Globe and Mail: Tom Steyer is a man at odds with himself. He made his fortune by founding a hedge fund with a keen interest in the energy sector, including leading oil, pipeline and mining companies. The firm also gobbled up stock in BP a year after its Deepwater Horizon oil spill in the Gulf of Mexico. All this should hardly make him a darling of environmentalists. Yet there’s a green streak to Mr. Steyer – one that led last year to something of an existential crisis: Climate change, the American billionaire...

Canada: ‘Bitumen Bubble’ Means a Hard Reckoning for Alberta, Premier Redford Warns

Globe and Mail: The sharp revenue decline will also spur the continuing national debate over pipelines, heading east or west, which Ms. Redford argues are the only way to reduce reliance on American buyers, reach new markets and fetch a higher price for Western Canadian oil. “We have a duty to ensure that our resources, especially Alberta oil and gas, get to new markets at a much fairer price,” Ms. Redford said while delivering the news in a special television address Thursday evening, which cost taxpayers $55,000....

Canada: Under fire over emissions, Alberta banks on unproven coal gasification

Globe and Mail: Alberta thrives on the strength of its oil and gas sector, while coal keeps the province's lights on -- as such, in an era where many demand lower emissions, the province is a carbon giant looking to change its ways.

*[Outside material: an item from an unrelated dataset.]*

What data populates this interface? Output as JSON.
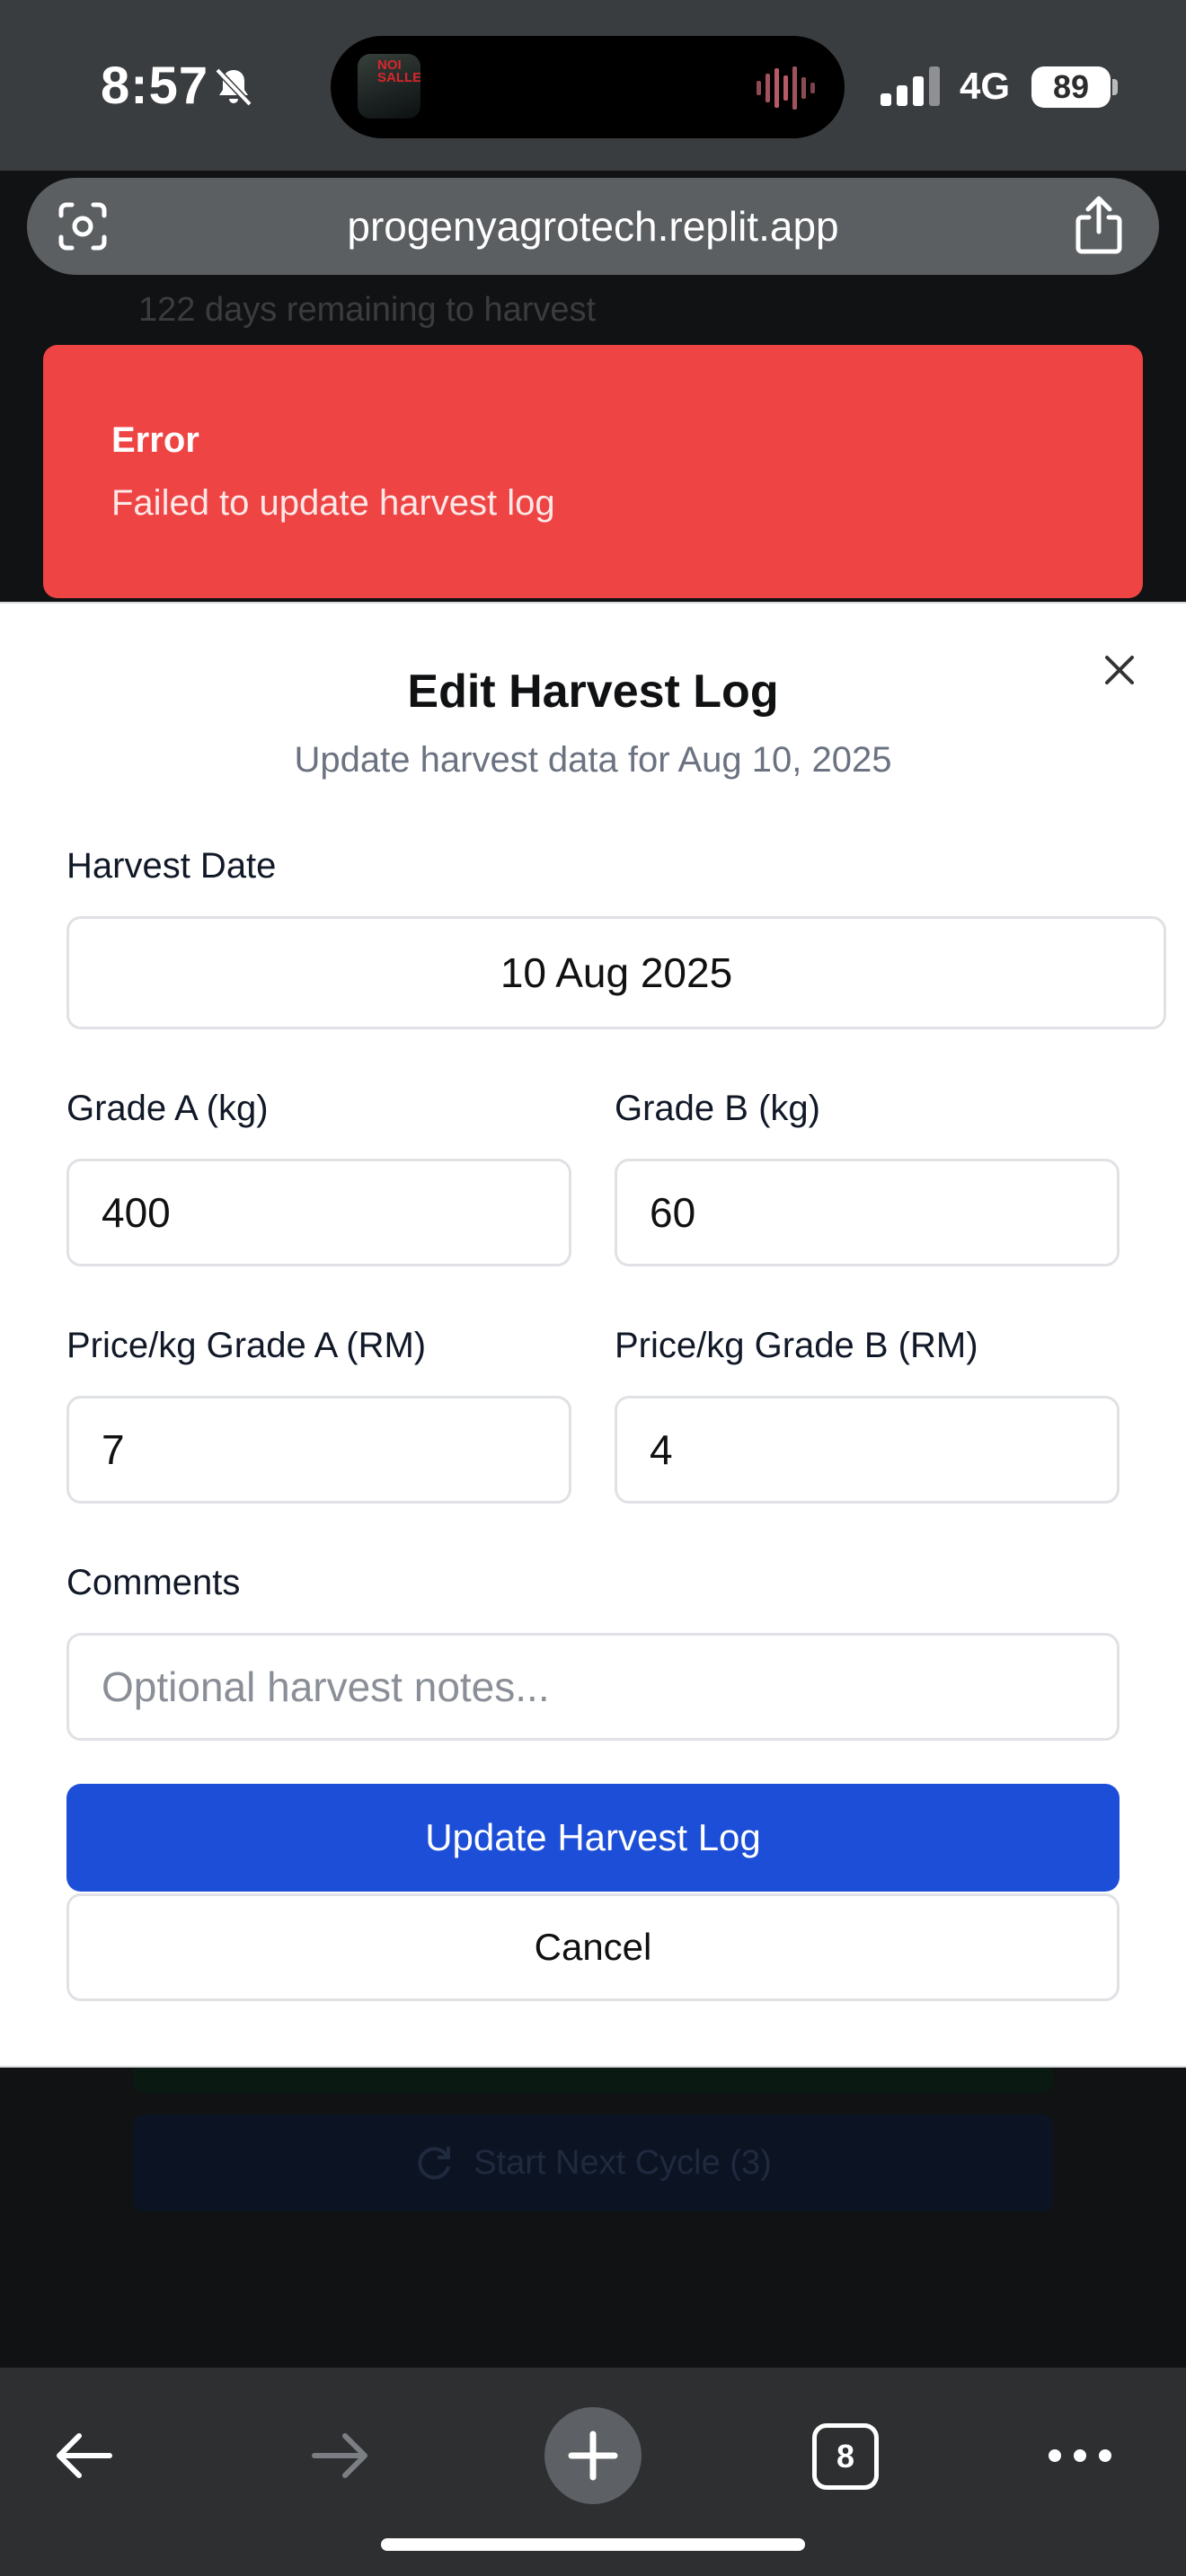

Choking the output of those industries, however, could be economically devastating. So rather than limiting the actual amount produced, the province has pinned its hopes on a process known as carbon capture and storage (CCS), which would see carbon collected and buried deep below...

Wildfire in the streets

Globe and Mail: The boreal forest covers a third of Canada, stretches across seven provinces and three territories and is home to 2.5 million people. And it's becoming more volatile. After wildfires roared into this town of 7,000 last Sunday, the Premier called it the disaster of a generation. All told, 485 homes and businesses were razed or heavily damaged. Residents asked why there had been no warning; officials said the fire simply moved too quickly. Research, however, suggests a fire like this was inevitable,...